──────── EXTRACTED DATA

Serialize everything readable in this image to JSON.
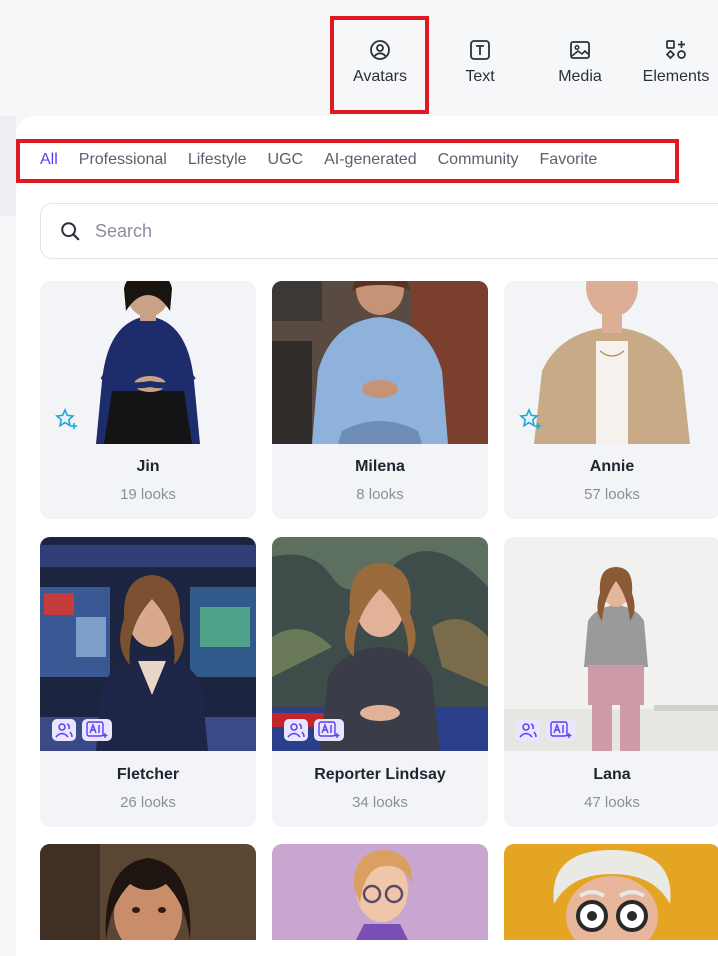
{
  "toolbar": {
    "items": [
      {
        "label": "Avatars",
        "icon": "avatar-icon"
      },
      {
        "label": "Text",
        "icon": "text-icon"
      },
      {
        "label": "Media",
        "icon": "media-icon"
      },
      {
        "label": "Elements",
        "icon": "elements-icon"
      }
    ]
  },
  "filters": [
    "All",
    "Professional",
    "Lifestyle",
    "UGC",
    "AI-generated",
    "Community",
    "Favorite"
  ],
  "active_filter": "All",
  "search": {
    "placeholder": "Search",
    "value": ""
  },
  "avatars": [
    {
      "name": "Jin",
      "looks": "19 looks"
    },
    {
      "name": "Milena",
      "looks": "8 looks"
    },
    {
      "name": "Annie",
      "looks": "57 looks"
    },
    {
      "name": "Fletcher",
      "looks": "26 looks"
    },
    {
      "name": "Reporter Lindsay",
      "looks": "34 looks"
    },
    {
      "name": "Lana",
      "looks": "47 looks"
    },
    {
      "name": "",
      "looks": ""
    },
    {
      "name": "",
      "looks": ""
    },
    {
      "name": "",
      "looks": ""
    }
  ],
  "colors": {
    "highlight": "#e01822",
    "accent": "#5b3df5",
    "badge_bg": "#e9e6ff",
    "star": "#19a7e0"
  }
}
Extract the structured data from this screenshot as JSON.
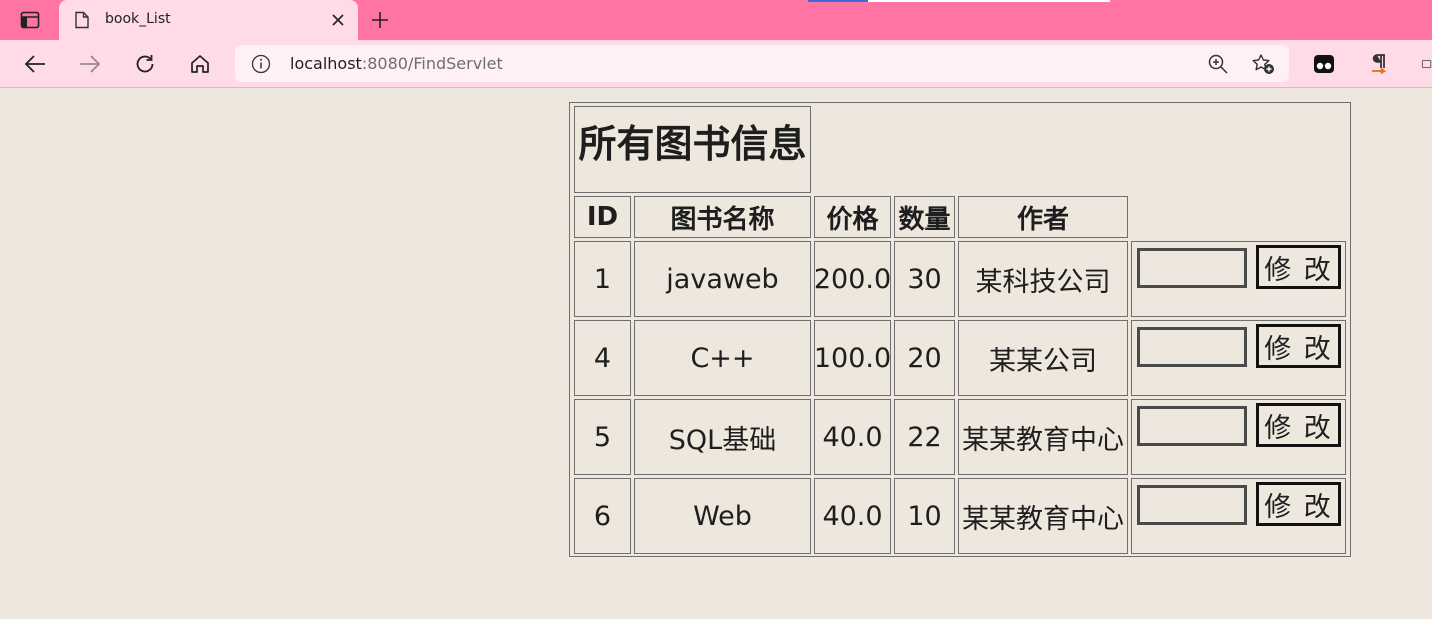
{
  "browser": {
    "tab": {
      "title": "book_List"
    },
    "address_bar": {
      "url_host": "localhost",
      "url_rest": ":8080/FindServlet"
    },
    "colors": {
      "tabbar": "#ff74a4",
      "toolbar": "#ffdbe8",
      "page_background": "#ede7dd"
    }
  },
  "page": {
    "table_caption": "所有图书信息",
    "columns": [
      "ID",
      "图书名称",
      "价格",
      "数量",
      "作者"
    ],
    "rows": [
      {
        "id": "1",
        "name": "javaweb",
        "price": "200.0",
        "quantity": "30",
        "author": "某科技公司",
        "input_value": "",
        "button_label": "修 改"
      },
      {
        "id": "4",
        "name": "C++",
        "price": "100.0",
        "quantity": "20",
        "author": "某某公司",
        "input_value": "",
        "button_label": "修 改"
      },
      {
        "id": "5",
        "name": "SQL基础",
        "price": "40.0",
        "quantity": "22",
        "author": "某某教育中心",
        "input_value": "",
        "button_label": "修 改"
      },
      {
        "id": "6",
        "name": "Web",
        "price": "40.0",
        "quantity": "10",
        "author": "某某教育中心",
        "input_value": "",
        "button_label": "修 改"
      }
    ]
  }
}
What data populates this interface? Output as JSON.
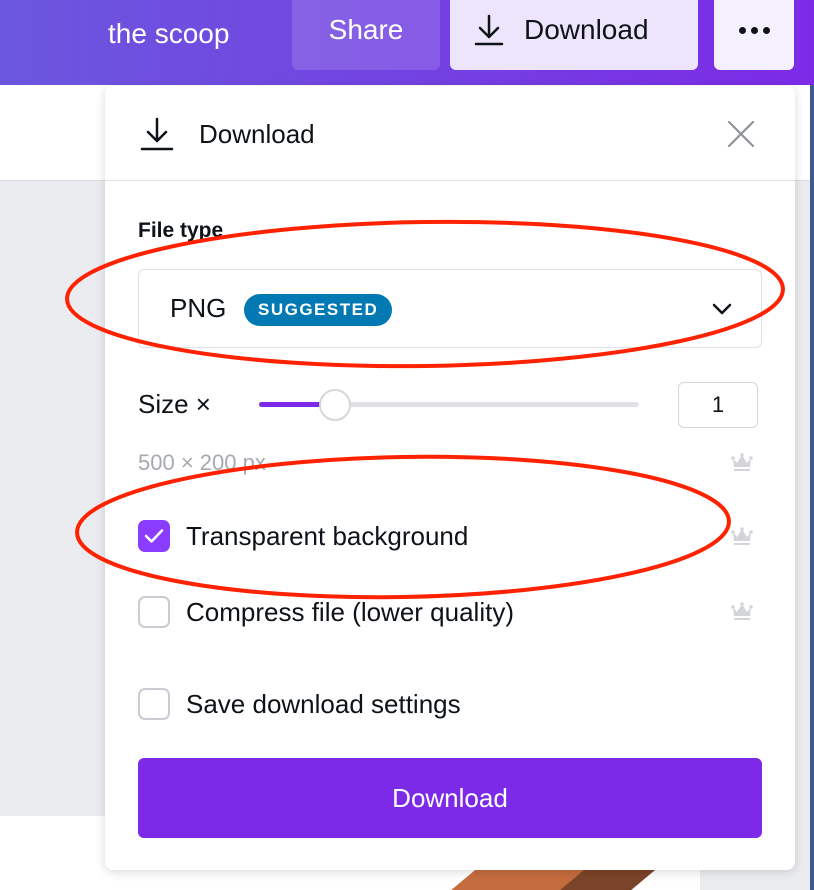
{
  "topbar": {
    "doc_title": "the scoop",
    "share_label": "Share",
    "download_label": "Download",
    "download_icon": "download-icon",
    "more_icon": "more-horizontal-icon"
  },
  "panel": {
    "title": "Download",
    "title_icon": "download-icon",
    "close_icon": "close-icon",
    "file_type": {
      "label": "File type",
      "value": "PNG",
      "badge": "SUGGESTED",
      "chevron_icon": "chevron-down-icon"
    },
    "size": {
      "label": "Size ×",
      "value": "1",
      "slider_fraction": 0.2,
      "dimensions": "500 × 200 px",
      "premium_icon": "crown-icon"
    },
    "options": [
      {
        "label": "Transparent background",
        "checked": true,
        "premium": true
      },
      {
        "label": "Compress file (lower quality)",
        "checked": false,
        "premium": true
      },
      {
        "label": "Save download settings",
        "checked": false,
        "premium": false
      }
    ],
    "submit_label": "Download"
  },
  "colors": {
    "brand_purple": "#7d2ae8",
    "checkbox_purple": "#8b3dff",
    "badge_blue": "#0279b2",
    "annotation_red": "#ff2200"
  }
}
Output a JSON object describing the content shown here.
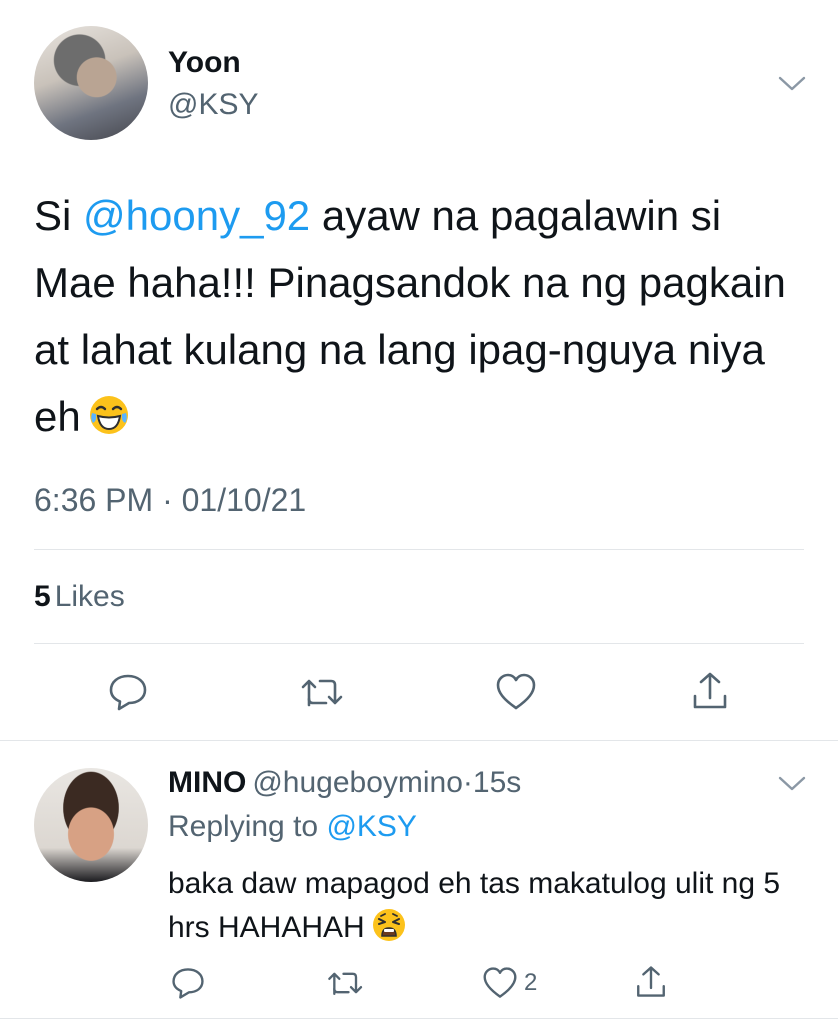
{
  "tweet": {
    "author_name": "Yoon",
    "author_handle": "@KSY",
    "text_part1": "Si ",
    "mention": "@hoony_92",
    "text_part2": " ayaw na pagalawin si Mae haha!!! Pinagsandok na ng pagkain at lahat kulang na lang ipag-nguya niya eh",
    "emoji": "face-with-tears-of-joy",
    "timestamp": "6:36 PM · 01/10/21",
    "likes_count": "5",
    "likes_label": "Likes"
  },
  "reply": {
    "author_name": "MINO",
    "author_handle": "@hugeboymino",
    "separator": "·",
    "time": "15s",
    "replying_label": "Replying to ",
    "replying_to": "@KSY",
    "text": "baka daw mapagod eh tas makatulog ulit ng 5 hrs HAHAHAH",
    "emoji": "weary-face",
    "like_count": "2"
  },
  "icons": {
    "reply": "comment-icon",
    "retweet": "retweet-icon",
    "like": "heart-icon",
    "share": "share-icon",
    "more": "chevron-down-icon"
  },
  "colors": {
    "accent": "#1d9bf0",
    "secondary_text": "#536471",
    "primary_text": "#0f1419",
    "divider": "#e3e6e9"
  }
}
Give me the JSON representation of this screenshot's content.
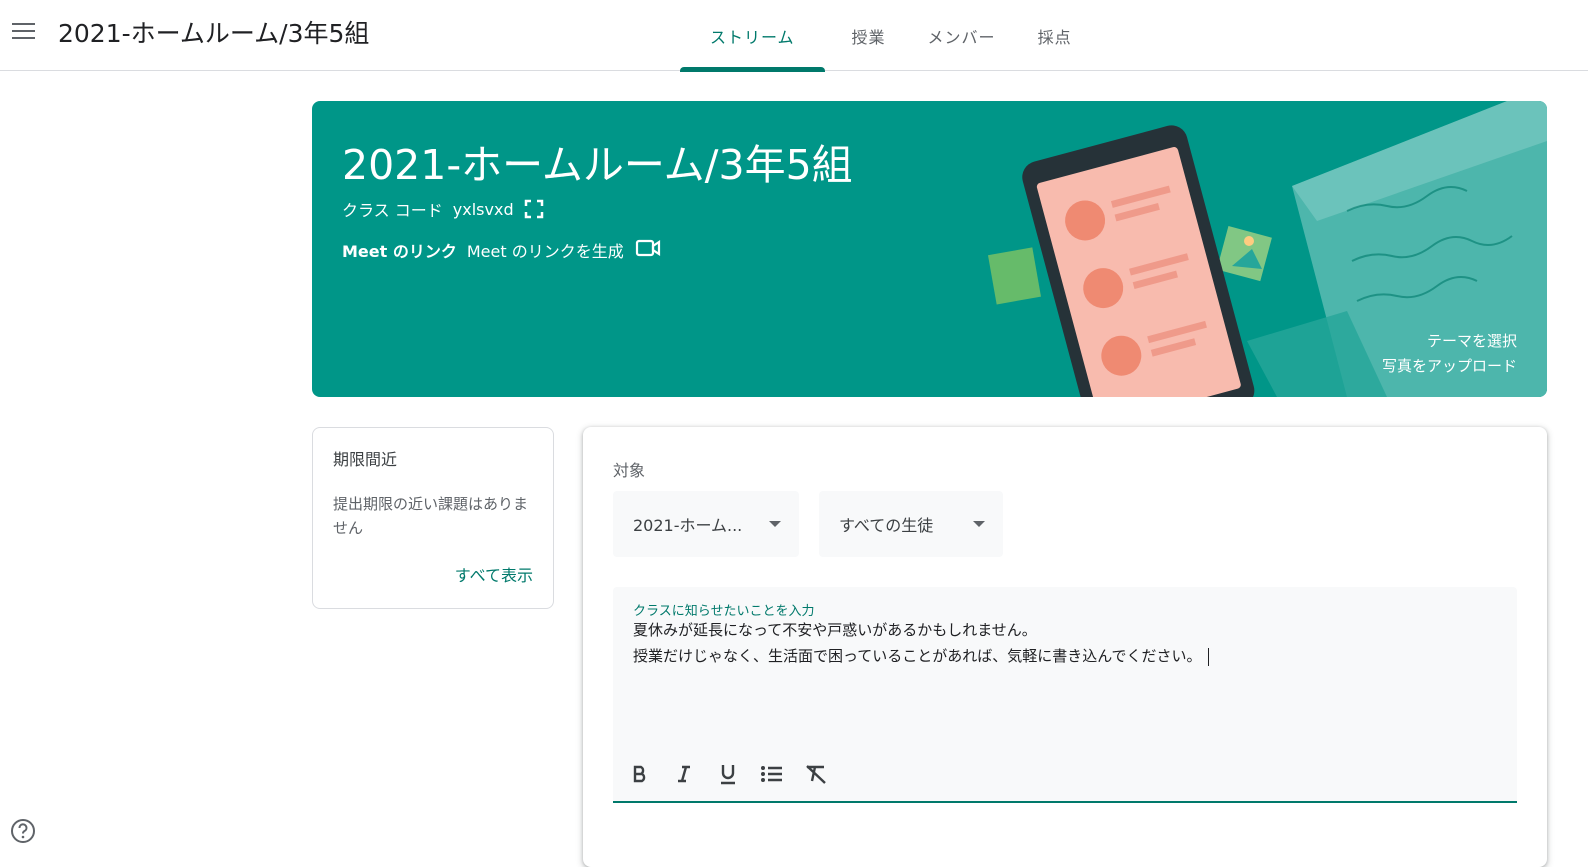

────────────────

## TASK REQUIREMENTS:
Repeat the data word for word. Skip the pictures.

## TASK ANSWER:
Serialize everything readable in this image to JSON.
{
  "toolbar": {
    "items": [
      {
        "label": "Avatars",
        "icon": "avatar-icon"
      },
      {
        "label": "Text",
        "icon": "text-icon"
      },
      {
        "label": "Media",
        "icon": "media-icon"
      },
      {
        "label": "Elements",
        "icon": "elements-icon"
      }
    ]
  },
  "filters": [
    "All",
    "Professional",
    "Lifestyle",
    "UGC",
    "AI-generated",
    "Community",
    "Favorite"
  ],
  "active_filter": "All",
  "search": {
    "placeholder": "Search",
    "value": ""
  },
  "avatars": [
    {
      "name": "Jin",
      "looks": "19 looks"
    },
    {
      "name": "Milena",
      "looks": "8 looks"
    },
    {
      "name": "Annie",
      "looks": "57 looks"
    },
    {
      "name": "Fletcher",
      "looks": "26 looks"
    },
    {
      "name": "Reporter Lindsay",
      "looks": "34 looks"
    },
    {
      "name": "Lana",
      "looks": "47 looks"
    },
    {
      "name": "",
      "looks": ""
    },
    {
      "name": "",
      "looks": ""
    },
    {
      "name": "",
      "looks": ""
    }
  ],
  "colors": {
    "highlight": "#e01822",
    "accent": "#5b3df5",
    "badge_bg": "#e9e6ff",
    "star": "#19a7e0"
  }
}
Extract the structured data from this screenshot as JSON.
{
  "browser": {
    "tab": {
      "title": "book_List"
    },
    "address_bar": {
      "url_host": "localhost",
      "url_rest": ":8080/FindServlet"
    },
    "colors": {
      "tabbar": "#ff74a4",
      "toolbar": "#ffdbe8",
      "page_background": "#ede7dd"
    }
  },
  "page": {
    "table_caption": "所有图书信息",
    "columns": [
      "ID",
      "图书名称",
      "价格",
      "数量",
      "作者"
    ],
    "rows": [
      {
        "id": "1",
        "name": "javaweb",
        "price": "200.0",
        "quantity": "30",
        "author": "某科技公司",
        "input_value": "",
        "button_label": "修 改"
      },
      {
        "id": "4",
        "name": "C++",
        "price": "100.0",
        "quantity": "20",
        "author": "某某公司",
        "input_value": "",
        "button_label": "修 改"
      },
      {
        "id": "5",
        "name": "SQL基础",
        "price": "40.0",
        "quantity": "22",
        "author": "某某教育中心",
        "input_value": "",
        "button_label": "修 改"
      },
      {
        "id": "6",
        "name": "Web",
        "price": "40.0",
        "quantity": "10",
        "author": "某某教育中心",
        "input_value": "",
        "button_label": "修 改"
      }
    ]
  }
}
What data populates this interface? Output as JSON.
{
  "topbar": {
    "doc_title": "the scoop",
    "share_label": "Share",
    "download_label": "Download",
    "download_icon": "download-icon",
    "more_icon": "more-horizontal-icon"
  },
  "panel": {
    "title": "Download",
    "title_icon": "download-icon",
    "close_icon": "close-icon",
    "file_type": {
      "label": "File type",
      "value": "PNG",
      "badge": "SUGGESTED",
      "chevron_icon": "chevron-down-icon"
    },
    "size": {
      "label": "Size ×",
      "value": "1",
      "slider_fraction": 0.2,
      "dimensions": "500 × 200 px",
      "premium_icon": "crown-icon"
    },
    "options": [
      {
        "label": "Transparent background",
        "checked": true,
        "premium": true
      },
      {
        "label": "Compress file (lower quality)",
        "checked": false,
        "premium": true
      },
      {
        "label": "Save download settings",
        "checked": false,
        "premium": false
      }
    ],
    "submit_label": "Download"
  },
  "colors": {
    "brand_purple": "#7d2ae8",
    "checkbox_purple": "#8b3dff",
    "badge_blue": "#0279b2",
    "annotation_red": "#ff2200"
  }
}
Output a JSON object describing the content shown here.
{
  "tweet": {
    "author_name": "Yoon",
    "author_handle": "@KSY",
    "text_part1": "Si ",
    "mention": "@hoony_92",
    "text_part2": " ayaw na pagalawin si Mae haha!!! Pinagsandok na ng pagkain at lahat kulang na lang ipag-nguya niya eh",
    "emoji": "face-with-tears-of-joy",
    "timestamp": "6:36 PM · 01/10/21",
    "likes_count": "5",
    "likes_label": "Likes"
  },
  "reply": {
    "author_name": "MINO",
    "author_handle": "@hugeboymino",
    "separator": "·",
    "time": "15s",
    "replying_label": "Replying to ",
    "replying_to": "@KSY",
    "text": "baka daw mapagod eh tas makatulog ulit ng 5 hrs HAHAHAH",
    "emoji": "weary-face",
    "like_count": "2"
  },
  "icons": {
    "reply": "comment-icon",
    "retweet": "retweet-icon",
    "like": "heart-icon",
    "share": "share-icon",
    "more": "chevron-down-icon"
  },
  "colors": {
    "accent": "#1d9bf0",
    "secondary_text": "#536471",
    "primary_text": "#0f1419",
    "divider": "#e3e6e9"
  }
}
Give me the JSON representation of this screenshot's content.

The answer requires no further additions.